Recorded data Block Start
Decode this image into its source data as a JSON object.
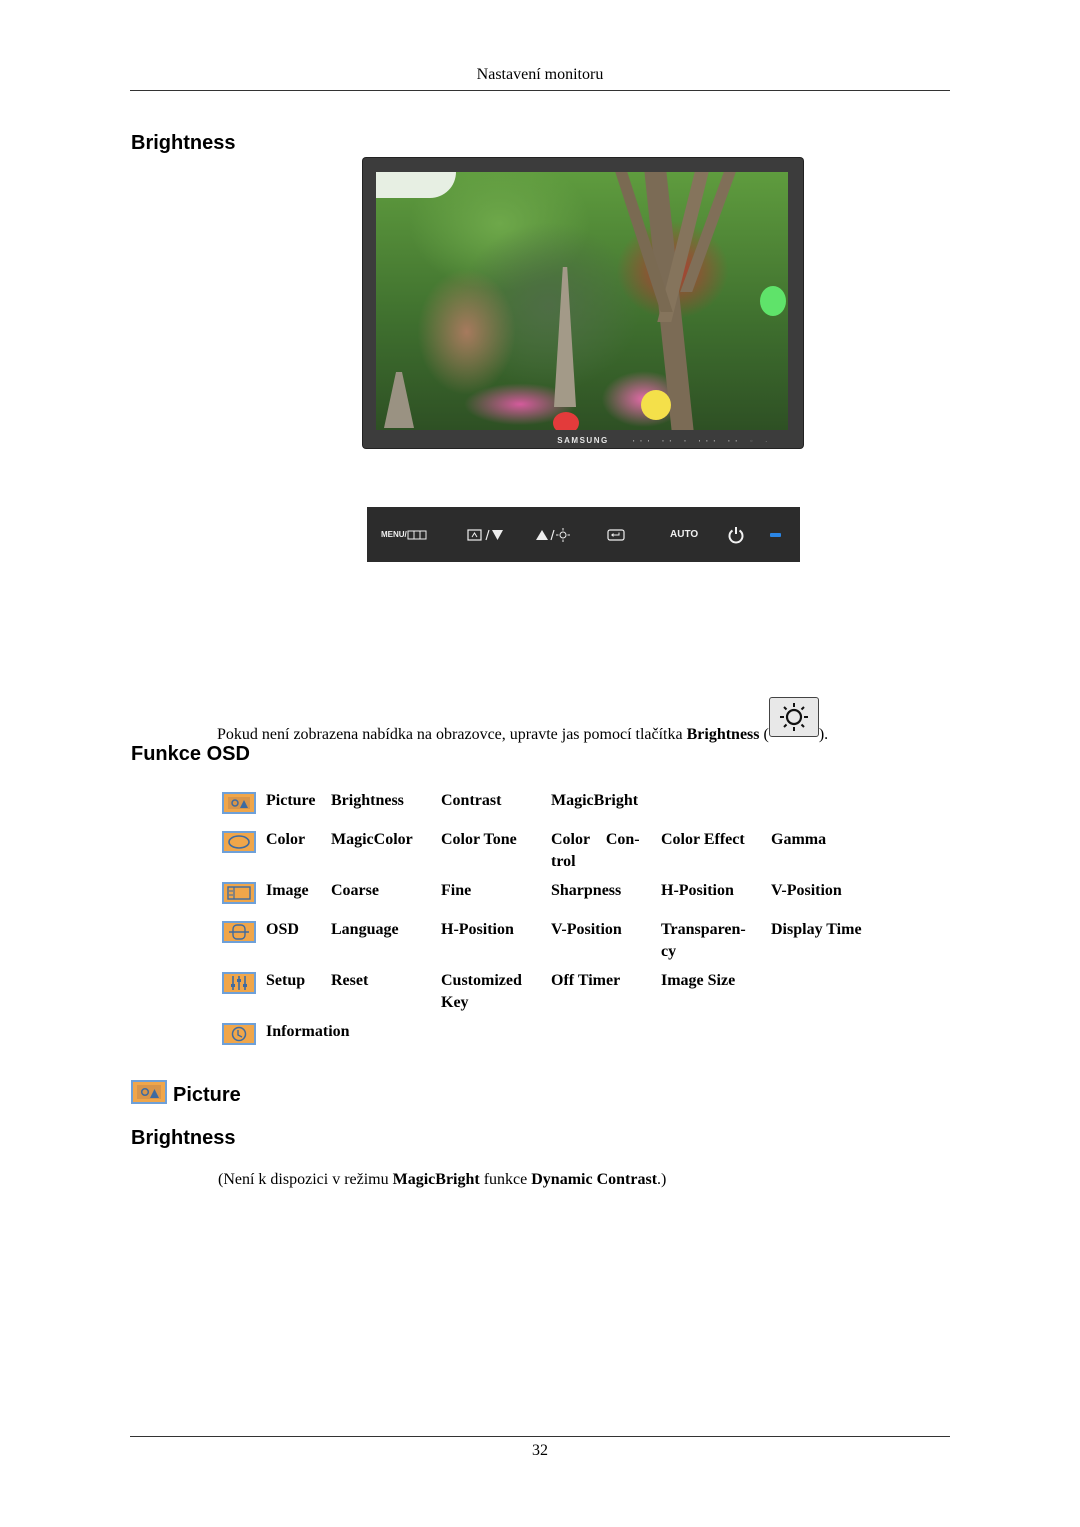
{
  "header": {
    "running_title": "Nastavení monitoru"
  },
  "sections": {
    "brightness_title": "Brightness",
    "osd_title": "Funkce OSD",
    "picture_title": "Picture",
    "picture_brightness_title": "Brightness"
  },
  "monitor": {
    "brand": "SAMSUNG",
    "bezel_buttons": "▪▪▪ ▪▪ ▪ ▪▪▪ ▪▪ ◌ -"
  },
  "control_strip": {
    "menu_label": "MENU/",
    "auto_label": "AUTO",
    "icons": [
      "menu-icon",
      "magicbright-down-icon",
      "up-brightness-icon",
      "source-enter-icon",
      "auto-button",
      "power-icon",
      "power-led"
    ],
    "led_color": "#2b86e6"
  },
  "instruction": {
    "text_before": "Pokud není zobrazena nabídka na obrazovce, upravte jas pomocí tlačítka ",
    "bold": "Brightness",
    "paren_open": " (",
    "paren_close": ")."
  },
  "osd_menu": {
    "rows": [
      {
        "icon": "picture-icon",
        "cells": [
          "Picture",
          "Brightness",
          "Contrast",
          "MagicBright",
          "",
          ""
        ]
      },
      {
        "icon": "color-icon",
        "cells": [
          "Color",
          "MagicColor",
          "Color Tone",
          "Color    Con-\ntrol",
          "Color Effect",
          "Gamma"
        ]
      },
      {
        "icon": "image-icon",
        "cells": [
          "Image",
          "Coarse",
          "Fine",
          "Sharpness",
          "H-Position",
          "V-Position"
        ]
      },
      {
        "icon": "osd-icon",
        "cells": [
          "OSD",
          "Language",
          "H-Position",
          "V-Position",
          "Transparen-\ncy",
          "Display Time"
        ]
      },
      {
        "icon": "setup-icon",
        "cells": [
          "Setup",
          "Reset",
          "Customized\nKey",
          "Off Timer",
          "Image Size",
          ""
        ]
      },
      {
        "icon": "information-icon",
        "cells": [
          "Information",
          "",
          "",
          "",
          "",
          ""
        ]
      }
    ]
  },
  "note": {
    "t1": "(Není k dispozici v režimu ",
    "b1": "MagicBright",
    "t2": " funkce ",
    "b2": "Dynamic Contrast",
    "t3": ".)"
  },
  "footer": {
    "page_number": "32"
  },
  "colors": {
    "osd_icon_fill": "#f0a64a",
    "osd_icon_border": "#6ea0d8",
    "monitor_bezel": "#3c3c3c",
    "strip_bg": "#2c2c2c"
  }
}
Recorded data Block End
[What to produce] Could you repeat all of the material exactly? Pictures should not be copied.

[Result for this exercise]
Decode this image into its source data as a JSON object.
{
  "header": {
    "running_title": "Nastavení monitoru"
  },
  "sections": {
    "brightness_title": "Brightness",
    "osd_title": "Funkce OSD",
    "picture_title": "Picture",
    "picture_brightness_title": "Brightness"
  },
  "monitor": {
    "brand": "SAMSUNG",
    "bezel_buttons": "▪▪▪ ▪▪ ▪ ▪▪▪ ▪▪ ◌ -"
  },
  "control_strip": {
    "menu_label": "MENU/",
    "auto_label": "AUTO",
    "icons": [
      "menu-icon",
      "magicbright-down-icon",
      "up-brightness-icon",
      "source-enter-icon",
      "auto-button",
      "power-icon",
      "power-led"
    ],
    "led_color": "#2b86e6"
  },
  "instruction": {
    "text_before": "Pokud není zobrazena nabídka na obrazovce, upravte jas pomocí tlačítka ",
    "bold": "Brightness",
    "paren_open": " (",
    "paren_close": ")."
  },
  "osd_menu": {
    "rows": [
      {
        "icon": "picture-icon",
        "cells": [
          "Picture",
          "Brightness",
          "Contrast",
          "MagicBright",
          "",
          ""
        ]
      },
      {
        "icon": "color-icon",
        "cells": [
          "Color",
          "MagicColor",
          "Color Tone",
          "Color    Con-\ntrol",
          "Color Effect",
          "Gamma"
        ]
      },
      {
        "icon": "image-icon",
        "cells": [
          "Image",
          "Coarse",
          "Fine",
          "Sharpness",
          "H-Position",
          "V-Position"
        ]
      },
      {
        "icon": "osd-icon",
        "cells": [
          "OSD",
          "Language",
          "H-Position",
          "V-Position",
          "Transparen-\ncy",
          "Display Time"
        ]
      },
      {
        "icon": "setup-icon",
        "cells": [
          "Setup",
          "Reset",
          "Customized\nKey",
          "Off Timer",
          "Image Size",
          ""
        ]
      },
      {
        "icon": "information-icon",
        "cells": [
          "Information",
          "",
          "",
          "",
          "",
          ""
        ]
      }
    ]
  },
  "note": {
    "t1": "(Není k dispozici v režimu ",
    "b1": "MagicBright",
    "t2": " funkce ",
    "b2": "Dynamic Contrast",
    "t3": ".)"
  },
  "footer": {
    "page_number": "32"
  },
  "colors": {
    "osd_icon_fill": "#f0a64a",
    "osd_icon_border": "#6ea0d8",
    "monitor_bezel": "#3c3c3c",
    "strip_bg": "#2c2c2c"
  }
}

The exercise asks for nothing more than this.